### [EXERCISE GOAL]
The answer must consist of every line in the records that contains the word "subtitle".

TASK MATERIAL section start

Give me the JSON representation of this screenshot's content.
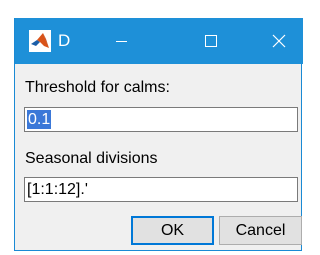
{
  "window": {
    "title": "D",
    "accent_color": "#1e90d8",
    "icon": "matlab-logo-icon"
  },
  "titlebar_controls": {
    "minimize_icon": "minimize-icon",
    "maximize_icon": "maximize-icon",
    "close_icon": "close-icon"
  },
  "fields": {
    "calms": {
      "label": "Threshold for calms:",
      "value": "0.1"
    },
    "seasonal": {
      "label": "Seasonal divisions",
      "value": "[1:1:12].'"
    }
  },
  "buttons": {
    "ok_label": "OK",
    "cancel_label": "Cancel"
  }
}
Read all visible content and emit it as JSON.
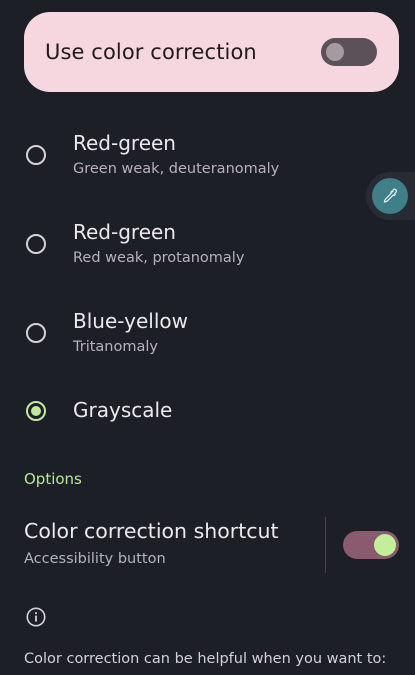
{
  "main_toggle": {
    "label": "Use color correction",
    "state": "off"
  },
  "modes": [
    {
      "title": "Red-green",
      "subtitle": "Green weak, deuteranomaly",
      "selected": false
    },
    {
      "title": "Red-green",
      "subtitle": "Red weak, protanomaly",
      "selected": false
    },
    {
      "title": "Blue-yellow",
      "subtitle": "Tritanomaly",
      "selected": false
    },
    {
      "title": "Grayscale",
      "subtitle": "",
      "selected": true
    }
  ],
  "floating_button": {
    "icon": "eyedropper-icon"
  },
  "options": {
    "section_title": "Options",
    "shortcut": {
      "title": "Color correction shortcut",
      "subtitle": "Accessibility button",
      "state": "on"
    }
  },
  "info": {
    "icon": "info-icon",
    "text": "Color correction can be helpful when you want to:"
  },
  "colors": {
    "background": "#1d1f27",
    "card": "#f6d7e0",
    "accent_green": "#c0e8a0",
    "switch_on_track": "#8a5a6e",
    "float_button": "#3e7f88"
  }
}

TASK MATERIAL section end

### [SOLUTION FOR THIS PROBLEM]
      "subtitle": "Green weak, deuteranomaly",
      "subtitle": "Red weak, protanomaly",
      "subtitle": "Tritanomaly",
      "subtitle": "",
      "subtitle": "Accessibility button",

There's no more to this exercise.